If a line in the data holds "families", copy that line out in full.
── SUPPLIED ENTRIES ──
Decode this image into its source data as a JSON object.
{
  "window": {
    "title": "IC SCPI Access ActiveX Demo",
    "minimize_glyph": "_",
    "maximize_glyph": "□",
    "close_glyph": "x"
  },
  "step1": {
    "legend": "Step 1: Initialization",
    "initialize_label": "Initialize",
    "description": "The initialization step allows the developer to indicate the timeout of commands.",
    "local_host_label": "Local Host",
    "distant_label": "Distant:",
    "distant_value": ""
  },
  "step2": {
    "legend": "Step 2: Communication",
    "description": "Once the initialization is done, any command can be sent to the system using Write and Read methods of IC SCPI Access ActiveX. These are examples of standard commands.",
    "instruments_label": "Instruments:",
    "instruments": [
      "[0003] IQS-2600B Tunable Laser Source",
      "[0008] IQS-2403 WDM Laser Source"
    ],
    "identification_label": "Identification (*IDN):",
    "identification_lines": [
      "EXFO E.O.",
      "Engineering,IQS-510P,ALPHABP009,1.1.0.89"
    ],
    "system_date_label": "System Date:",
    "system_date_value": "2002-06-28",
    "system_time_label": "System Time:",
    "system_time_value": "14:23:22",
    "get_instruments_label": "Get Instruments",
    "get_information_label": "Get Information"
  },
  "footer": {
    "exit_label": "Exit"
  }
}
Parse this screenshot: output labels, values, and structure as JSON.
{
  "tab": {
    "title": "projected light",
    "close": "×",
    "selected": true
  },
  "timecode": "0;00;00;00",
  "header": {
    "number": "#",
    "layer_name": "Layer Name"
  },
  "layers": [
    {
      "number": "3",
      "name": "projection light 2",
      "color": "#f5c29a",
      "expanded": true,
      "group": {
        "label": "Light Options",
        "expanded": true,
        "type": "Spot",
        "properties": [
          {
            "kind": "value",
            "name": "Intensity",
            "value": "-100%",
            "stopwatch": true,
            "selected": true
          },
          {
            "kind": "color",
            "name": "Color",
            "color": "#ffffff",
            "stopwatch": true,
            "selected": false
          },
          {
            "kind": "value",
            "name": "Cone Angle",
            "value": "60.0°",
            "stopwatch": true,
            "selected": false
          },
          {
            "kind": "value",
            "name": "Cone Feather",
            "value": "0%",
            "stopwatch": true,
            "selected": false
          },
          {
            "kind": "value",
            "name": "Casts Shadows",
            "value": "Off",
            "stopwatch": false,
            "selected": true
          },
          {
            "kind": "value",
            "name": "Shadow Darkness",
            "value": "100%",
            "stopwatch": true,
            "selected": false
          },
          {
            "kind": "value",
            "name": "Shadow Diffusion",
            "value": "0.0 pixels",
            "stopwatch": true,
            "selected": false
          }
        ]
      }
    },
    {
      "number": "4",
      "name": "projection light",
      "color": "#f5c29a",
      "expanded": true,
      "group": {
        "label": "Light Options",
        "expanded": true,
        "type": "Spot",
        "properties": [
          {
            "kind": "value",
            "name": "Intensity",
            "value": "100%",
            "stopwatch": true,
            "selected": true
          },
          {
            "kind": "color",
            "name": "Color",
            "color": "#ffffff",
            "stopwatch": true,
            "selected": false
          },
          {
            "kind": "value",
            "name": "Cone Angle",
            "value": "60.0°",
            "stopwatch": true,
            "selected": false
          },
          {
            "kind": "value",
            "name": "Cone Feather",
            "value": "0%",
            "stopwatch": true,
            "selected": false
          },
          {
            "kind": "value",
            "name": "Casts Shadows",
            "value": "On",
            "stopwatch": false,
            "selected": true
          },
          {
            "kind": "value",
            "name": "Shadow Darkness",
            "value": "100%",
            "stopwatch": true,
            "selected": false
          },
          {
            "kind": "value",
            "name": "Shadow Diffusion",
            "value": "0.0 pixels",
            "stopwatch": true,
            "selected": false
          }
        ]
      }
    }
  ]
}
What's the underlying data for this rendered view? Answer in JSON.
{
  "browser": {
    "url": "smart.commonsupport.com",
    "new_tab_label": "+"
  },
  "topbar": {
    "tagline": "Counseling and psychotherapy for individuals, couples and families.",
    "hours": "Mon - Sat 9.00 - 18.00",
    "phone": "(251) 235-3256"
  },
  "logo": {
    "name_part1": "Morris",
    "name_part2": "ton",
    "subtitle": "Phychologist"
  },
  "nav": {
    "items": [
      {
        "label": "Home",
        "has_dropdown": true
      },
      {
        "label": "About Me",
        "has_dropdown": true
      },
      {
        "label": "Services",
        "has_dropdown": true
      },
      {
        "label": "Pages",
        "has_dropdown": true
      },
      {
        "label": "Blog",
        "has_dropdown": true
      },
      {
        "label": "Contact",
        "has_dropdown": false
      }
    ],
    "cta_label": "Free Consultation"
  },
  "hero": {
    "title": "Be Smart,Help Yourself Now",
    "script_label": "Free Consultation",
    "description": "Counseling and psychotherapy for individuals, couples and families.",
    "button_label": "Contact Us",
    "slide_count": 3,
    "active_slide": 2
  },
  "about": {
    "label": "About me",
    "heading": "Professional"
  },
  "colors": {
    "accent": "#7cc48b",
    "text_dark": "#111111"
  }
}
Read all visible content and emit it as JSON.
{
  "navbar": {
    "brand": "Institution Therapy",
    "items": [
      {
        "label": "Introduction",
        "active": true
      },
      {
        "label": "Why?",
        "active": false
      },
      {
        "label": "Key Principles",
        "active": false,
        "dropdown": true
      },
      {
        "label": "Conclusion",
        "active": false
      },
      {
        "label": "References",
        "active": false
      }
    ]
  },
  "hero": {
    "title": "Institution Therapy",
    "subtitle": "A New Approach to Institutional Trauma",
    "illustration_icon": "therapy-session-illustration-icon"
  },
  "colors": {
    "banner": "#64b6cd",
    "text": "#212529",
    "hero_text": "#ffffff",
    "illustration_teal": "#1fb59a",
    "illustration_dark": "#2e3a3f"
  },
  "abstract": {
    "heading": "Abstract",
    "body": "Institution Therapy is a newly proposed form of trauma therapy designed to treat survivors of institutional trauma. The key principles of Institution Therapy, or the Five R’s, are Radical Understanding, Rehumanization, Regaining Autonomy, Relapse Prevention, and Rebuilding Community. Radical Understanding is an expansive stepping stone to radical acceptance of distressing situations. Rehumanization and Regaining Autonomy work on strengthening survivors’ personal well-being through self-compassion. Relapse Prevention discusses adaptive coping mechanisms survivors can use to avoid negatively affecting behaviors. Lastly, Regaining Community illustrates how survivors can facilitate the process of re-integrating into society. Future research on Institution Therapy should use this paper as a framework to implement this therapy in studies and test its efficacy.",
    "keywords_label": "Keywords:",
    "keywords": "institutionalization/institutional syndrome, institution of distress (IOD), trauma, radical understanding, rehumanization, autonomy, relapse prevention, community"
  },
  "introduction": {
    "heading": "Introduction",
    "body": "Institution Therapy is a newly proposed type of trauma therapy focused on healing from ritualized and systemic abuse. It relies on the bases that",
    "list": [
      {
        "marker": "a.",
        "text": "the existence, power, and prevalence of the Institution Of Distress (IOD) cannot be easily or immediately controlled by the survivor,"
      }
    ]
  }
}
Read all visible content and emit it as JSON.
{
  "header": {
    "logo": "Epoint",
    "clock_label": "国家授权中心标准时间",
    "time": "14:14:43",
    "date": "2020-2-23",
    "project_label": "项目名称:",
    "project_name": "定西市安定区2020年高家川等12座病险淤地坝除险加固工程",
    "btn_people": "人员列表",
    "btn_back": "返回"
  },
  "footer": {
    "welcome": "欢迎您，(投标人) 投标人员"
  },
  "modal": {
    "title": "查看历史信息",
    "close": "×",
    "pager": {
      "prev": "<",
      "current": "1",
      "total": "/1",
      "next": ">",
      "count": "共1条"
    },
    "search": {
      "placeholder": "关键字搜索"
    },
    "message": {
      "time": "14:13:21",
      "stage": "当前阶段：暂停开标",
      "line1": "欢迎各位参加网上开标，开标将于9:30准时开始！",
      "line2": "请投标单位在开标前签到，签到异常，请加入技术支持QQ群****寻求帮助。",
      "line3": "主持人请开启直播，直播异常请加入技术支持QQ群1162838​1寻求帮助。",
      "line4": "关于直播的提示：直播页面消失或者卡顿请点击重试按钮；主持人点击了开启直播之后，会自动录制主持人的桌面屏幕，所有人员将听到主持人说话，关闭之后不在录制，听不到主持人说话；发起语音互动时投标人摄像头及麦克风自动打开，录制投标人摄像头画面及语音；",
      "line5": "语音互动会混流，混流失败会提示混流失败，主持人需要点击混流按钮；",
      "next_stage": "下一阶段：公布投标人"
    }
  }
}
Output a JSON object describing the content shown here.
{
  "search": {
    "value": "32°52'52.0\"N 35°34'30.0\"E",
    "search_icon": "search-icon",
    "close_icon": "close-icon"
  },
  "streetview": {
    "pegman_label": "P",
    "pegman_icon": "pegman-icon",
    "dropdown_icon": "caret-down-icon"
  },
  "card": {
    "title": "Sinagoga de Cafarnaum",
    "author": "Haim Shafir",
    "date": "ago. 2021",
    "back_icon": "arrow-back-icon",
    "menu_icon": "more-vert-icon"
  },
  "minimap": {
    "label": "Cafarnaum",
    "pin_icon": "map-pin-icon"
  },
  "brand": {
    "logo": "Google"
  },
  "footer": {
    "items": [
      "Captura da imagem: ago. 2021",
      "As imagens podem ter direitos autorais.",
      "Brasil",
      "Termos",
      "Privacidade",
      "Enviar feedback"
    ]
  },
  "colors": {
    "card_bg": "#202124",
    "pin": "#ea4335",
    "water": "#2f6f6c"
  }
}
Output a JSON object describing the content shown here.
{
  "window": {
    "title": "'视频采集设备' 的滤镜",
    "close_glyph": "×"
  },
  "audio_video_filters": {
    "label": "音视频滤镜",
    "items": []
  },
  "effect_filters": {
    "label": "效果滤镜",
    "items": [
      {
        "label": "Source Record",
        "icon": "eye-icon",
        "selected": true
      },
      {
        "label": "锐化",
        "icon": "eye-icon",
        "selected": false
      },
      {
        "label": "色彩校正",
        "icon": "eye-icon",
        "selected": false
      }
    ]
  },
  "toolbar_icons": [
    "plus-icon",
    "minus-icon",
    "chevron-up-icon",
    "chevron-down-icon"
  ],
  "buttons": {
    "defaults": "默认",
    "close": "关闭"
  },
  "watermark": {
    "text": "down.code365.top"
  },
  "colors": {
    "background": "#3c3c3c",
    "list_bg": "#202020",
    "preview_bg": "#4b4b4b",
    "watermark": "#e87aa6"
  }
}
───
## TASK OUTPUT
    "tagline": "Counseling and psychotherapy for individuals, couples and families.",
    "description": "Counseling and psychotherapy for individuals, couples and families.",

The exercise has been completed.